§ Provided records
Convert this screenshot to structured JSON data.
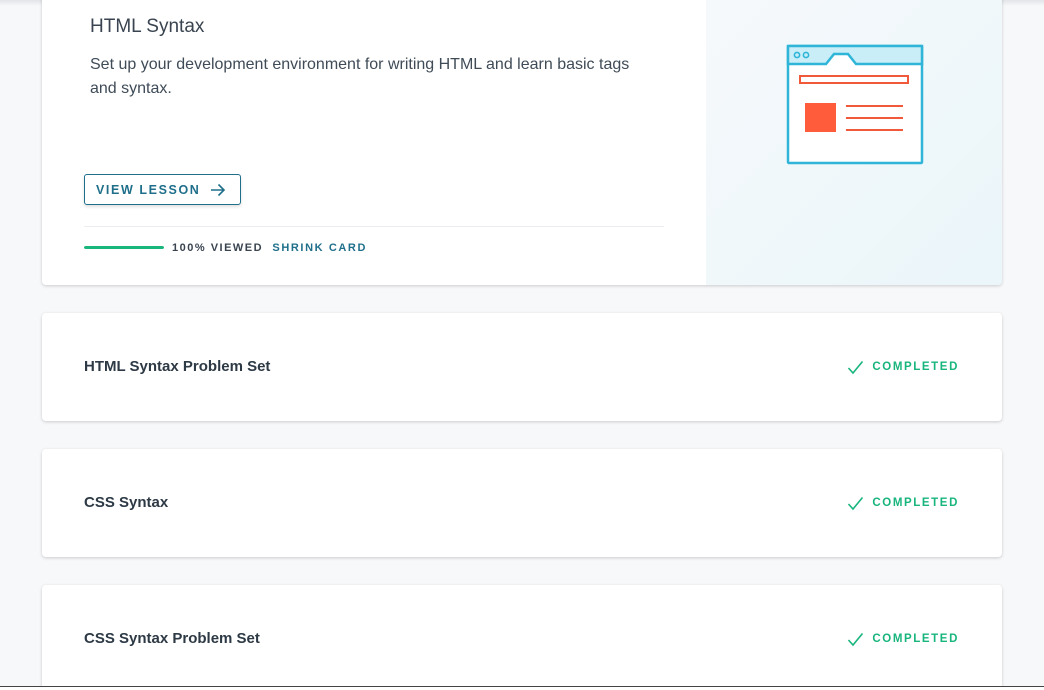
{
  "lesson": {
    "title": "HTML Syntax",
    "description": "Set up your development environment for writing HTML and learn basic tags and syntax.",
    "view_button": "VIEW LESSON",
    "progress_label": "100% VIEWED",
    "progress_fraction": 1.0,
    "shrink_label": "SHRINK CARD"
  },
  "items": [
    {
      "title": "HTML Syntax Problem Set",
      "status": "COMPLETED"
    },
    {
      "title": "CSS Syntax",
      "status": "COMPLETED"
    },
    {
      "title": "CSS Syntax Problem Set",
      "status": "COMPLETED"
    }
  ],
  "icons": {
    "browser": "browser-window-illustration",
    "arrow": "arrow-right-icon",
    "check": "check-icon"
  },
  "colors": {
    "accent": "#1f6f8b",
    "success": "#18b57d",
    "illustration_blue": "#2fb5d8",
    "illustration_orange": "#f05a3a"
  }
}
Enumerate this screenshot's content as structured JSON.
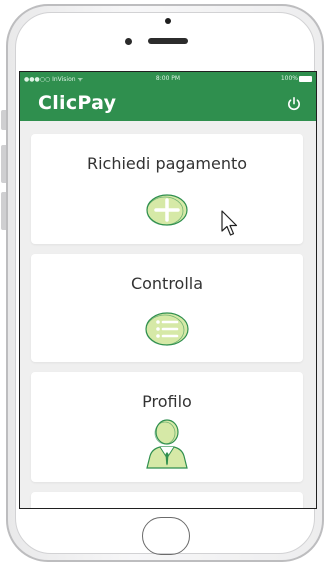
{
  "status_bar": {
    "carrier": "●●●○○ InVision ᯤ",
    "time": "8:00 PM",
    "battery": "100%"
  },
  "app": {
    "title": "ClicPay"
  },
  "cards": [
    {
      "label": "Richiedi pagamento",
      "icon": "plus-circle-icon"
    },
    {
      "label": "Controlla",
      "icon": "list-icon"
    },
    {
      "label": "Profilo",
      "icon": "user-icon"
    }
  ],
  "colors": {
    "brand_green": "#2f8f4e",
    "icon_fill": "#d6e9a7",
    "icon_stroke": "#2f8f4e"
  }
}
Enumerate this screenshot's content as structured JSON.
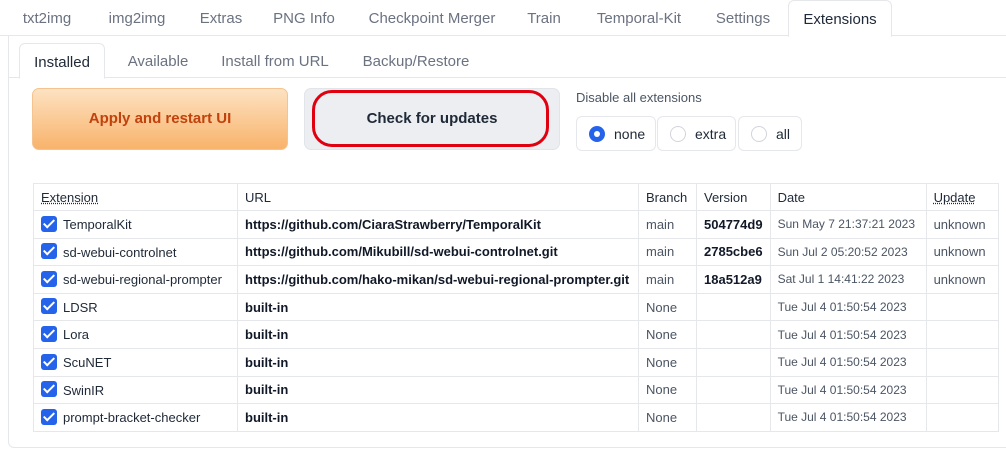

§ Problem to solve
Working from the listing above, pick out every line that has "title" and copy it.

§ Answer space
    "title": "HTML Syntax",
      "title": "HTML Syntax Problem Set",
      "title": "CSS Syntax",
      "title": "CSS Syntax Problem Set",
    "title": "ClicPay"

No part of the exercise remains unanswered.